Work to complete:
Go through the data below. Pull out every line that has the word "匿名用户".

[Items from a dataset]
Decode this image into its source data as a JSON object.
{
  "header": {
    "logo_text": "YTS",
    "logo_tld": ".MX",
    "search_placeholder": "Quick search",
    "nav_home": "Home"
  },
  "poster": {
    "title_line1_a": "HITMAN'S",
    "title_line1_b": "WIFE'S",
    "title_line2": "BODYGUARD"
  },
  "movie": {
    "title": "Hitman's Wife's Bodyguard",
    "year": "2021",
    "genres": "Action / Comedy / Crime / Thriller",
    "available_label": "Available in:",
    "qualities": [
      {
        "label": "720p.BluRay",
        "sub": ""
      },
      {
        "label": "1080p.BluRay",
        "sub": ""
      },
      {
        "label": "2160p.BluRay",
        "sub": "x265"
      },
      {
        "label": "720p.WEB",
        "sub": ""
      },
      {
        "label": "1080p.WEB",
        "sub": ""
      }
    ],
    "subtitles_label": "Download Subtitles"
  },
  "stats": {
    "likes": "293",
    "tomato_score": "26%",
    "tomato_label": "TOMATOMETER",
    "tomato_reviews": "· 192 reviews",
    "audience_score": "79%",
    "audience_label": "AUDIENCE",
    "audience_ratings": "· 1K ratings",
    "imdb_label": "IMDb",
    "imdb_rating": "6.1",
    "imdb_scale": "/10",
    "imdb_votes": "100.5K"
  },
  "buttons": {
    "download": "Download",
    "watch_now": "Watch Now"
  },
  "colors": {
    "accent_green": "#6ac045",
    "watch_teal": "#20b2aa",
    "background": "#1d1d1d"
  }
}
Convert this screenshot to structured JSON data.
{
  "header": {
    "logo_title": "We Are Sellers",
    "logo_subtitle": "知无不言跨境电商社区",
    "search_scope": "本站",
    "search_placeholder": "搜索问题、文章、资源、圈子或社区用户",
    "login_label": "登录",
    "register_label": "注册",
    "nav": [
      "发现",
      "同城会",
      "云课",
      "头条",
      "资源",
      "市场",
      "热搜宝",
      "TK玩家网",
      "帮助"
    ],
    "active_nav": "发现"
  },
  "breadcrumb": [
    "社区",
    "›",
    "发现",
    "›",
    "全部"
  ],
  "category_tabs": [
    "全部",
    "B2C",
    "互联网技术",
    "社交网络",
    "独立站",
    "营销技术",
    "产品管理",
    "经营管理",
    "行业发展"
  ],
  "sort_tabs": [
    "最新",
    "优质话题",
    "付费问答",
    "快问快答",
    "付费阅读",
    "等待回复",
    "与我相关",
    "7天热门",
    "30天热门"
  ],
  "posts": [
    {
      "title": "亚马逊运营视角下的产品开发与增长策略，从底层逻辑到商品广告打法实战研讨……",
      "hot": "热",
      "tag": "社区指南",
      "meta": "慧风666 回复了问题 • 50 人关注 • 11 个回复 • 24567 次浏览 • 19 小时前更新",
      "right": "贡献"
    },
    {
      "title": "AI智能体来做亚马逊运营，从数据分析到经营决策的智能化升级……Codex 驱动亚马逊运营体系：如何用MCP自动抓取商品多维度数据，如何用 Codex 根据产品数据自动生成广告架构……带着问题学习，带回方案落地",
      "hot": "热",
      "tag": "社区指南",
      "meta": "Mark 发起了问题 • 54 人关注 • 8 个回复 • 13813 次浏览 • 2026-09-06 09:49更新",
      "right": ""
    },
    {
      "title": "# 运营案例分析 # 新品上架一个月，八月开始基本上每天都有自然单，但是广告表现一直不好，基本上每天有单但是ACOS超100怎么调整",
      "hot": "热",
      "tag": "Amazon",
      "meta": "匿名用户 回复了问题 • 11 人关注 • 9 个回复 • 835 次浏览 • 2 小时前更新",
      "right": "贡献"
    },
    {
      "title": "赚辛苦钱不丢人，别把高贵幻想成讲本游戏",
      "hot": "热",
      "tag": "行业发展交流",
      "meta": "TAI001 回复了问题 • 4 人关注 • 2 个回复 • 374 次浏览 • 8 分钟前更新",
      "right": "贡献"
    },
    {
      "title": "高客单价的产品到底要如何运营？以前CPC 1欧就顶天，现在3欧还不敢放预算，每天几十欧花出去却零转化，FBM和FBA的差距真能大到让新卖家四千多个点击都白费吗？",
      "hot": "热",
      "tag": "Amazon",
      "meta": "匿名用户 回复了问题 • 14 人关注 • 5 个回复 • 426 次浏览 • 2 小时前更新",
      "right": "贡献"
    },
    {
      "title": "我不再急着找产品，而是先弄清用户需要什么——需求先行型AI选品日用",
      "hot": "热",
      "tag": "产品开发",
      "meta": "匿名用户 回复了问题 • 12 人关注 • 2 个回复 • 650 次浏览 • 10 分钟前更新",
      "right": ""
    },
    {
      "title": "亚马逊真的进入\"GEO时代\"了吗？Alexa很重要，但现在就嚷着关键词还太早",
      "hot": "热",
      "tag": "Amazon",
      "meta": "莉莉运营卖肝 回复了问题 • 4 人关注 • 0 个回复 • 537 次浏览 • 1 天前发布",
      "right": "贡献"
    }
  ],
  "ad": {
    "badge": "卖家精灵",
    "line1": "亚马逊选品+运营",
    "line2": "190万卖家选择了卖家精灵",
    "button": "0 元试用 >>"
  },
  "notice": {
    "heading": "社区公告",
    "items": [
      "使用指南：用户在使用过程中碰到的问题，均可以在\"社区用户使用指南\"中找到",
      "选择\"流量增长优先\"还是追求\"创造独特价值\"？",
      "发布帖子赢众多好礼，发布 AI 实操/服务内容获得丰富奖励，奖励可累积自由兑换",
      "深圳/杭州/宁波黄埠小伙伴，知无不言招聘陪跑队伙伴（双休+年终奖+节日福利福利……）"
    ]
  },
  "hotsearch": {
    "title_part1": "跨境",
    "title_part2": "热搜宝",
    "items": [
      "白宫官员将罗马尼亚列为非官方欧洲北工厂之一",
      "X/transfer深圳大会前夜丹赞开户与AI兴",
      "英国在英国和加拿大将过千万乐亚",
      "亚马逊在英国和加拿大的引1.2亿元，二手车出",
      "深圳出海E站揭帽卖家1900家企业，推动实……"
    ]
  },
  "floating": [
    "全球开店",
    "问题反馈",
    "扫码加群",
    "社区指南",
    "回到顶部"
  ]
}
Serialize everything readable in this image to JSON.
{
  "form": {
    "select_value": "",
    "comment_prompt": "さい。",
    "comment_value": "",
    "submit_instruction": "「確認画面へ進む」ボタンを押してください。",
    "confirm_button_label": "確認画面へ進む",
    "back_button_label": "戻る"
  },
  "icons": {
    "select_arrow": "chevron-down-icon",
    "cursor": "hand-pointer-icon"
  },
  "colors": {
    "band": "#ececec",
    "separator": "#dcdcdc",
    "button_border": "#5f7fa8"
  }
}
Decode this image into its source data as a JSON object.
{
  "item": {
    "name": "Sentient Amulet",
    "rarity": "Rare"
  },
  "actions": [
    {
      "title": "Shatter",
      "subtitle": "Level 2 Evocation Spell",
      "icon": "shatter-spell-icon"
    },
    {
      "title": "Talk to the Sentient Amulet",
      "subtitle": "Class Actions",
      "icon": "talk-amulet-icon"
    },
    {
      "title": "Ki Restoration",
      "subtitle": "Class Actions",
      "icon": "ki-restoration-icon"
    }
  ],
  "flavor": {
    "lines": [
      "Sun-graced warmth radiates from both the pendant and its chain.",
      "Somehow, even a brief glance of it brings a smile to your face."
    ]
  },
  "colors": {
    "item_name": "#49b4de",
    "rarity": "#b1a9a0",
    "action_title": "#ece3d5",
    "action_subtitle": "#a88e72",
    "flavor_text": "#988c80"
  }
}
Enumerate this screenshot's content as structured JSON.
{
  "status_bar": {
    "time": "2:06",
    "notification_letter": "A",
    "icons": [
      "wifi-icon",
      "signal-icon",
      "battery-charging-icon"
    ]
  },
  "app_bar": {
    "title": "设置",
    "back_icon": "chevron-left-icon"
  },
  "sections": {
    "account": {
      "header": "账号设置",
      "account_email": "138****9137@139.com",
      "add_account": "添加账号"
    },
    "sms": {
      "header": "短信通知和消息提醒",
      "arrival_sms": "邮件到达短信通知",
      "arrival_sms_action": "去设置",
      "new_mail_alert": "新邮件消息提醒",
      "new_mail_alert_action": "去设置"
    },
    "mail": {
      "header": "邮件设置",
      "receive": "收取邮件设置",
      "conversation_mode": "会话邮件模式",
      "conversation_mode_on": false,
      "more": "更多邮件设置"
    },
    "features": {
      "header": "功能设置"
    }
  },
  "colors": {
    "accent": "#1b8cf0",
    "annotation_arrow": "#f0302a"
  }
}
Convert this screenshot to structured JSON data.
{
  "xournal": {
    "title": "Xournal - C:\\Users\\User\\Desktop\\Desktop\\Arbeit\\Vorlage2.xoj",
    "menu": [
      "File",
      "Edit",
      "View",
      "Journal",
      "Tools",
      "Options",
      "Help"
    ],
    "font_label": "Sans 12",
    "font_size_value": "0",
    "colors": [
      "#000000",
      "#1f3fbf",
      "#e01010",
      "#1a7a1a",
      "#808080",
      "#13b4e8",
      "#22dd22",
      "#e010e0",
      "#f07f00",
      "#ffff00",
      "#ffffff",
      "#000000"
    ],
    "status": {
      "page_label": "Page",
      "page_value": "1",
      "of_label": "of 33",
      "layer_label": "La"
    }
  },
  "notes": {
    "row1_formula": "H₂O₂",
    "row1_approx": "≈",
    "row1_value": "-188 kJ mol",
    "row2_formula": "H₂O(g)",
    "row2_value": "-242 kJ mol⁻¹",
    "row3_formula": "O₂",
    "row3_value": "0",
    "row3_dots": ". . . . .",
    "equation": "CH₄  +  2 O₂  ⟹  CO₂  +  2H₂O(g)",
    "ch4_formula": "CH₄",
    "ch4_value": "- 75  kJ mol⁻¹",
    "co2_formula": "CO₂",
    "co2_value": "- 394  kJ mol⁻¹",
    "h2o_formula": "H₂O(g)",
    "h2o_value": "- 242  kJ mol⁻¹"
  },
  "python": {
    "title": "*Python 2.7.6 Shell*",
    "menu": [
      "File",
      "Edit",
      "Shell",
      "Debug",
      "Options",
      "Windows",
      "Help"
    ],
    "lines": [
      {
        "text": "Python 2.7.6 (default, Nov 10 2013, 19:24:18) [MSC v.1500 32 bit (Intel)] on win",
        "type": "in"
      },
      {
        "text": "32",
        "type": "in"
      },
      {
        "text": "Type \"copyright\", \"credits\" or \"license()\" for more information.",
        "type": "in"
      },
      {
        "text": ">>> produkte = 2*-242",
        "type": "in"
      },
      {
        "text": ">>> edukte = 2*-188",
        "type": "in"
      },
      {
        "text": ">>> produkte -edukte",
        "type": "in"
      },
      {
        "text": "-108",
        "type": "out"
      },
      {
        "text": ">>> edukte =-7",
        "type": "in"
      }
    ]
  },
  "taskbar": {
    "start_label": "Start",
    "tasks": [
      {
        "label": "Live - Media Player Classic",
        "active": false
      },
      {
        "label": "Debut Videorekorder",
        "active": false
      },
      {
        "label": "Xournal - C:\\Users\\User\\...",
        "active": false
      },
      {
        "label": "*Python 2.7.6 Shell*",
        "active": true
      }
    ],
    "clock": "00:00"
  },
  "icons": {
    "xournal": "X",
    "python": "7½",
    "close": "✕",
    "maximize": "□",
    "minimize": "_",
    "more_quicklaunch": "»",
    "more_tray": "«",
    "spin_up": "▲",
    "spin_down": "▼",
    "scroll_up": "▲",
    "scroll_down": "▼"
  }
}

Response area:
      "meta": "匿名用户 回复了问题 • 11 人关注 • 9 个回复 • 835 次浏览 • 2 小时前更新",
      "meta": "匿名用户 回复了问题 • 14 人关注 • 5 个回复 • 426 次浏览 • 2 小时前更新",
      "meta": "匿名用户 回复了问题 • 12 人关注 • 2 个回复 • 650 次浏览 • 10 分钟前更新",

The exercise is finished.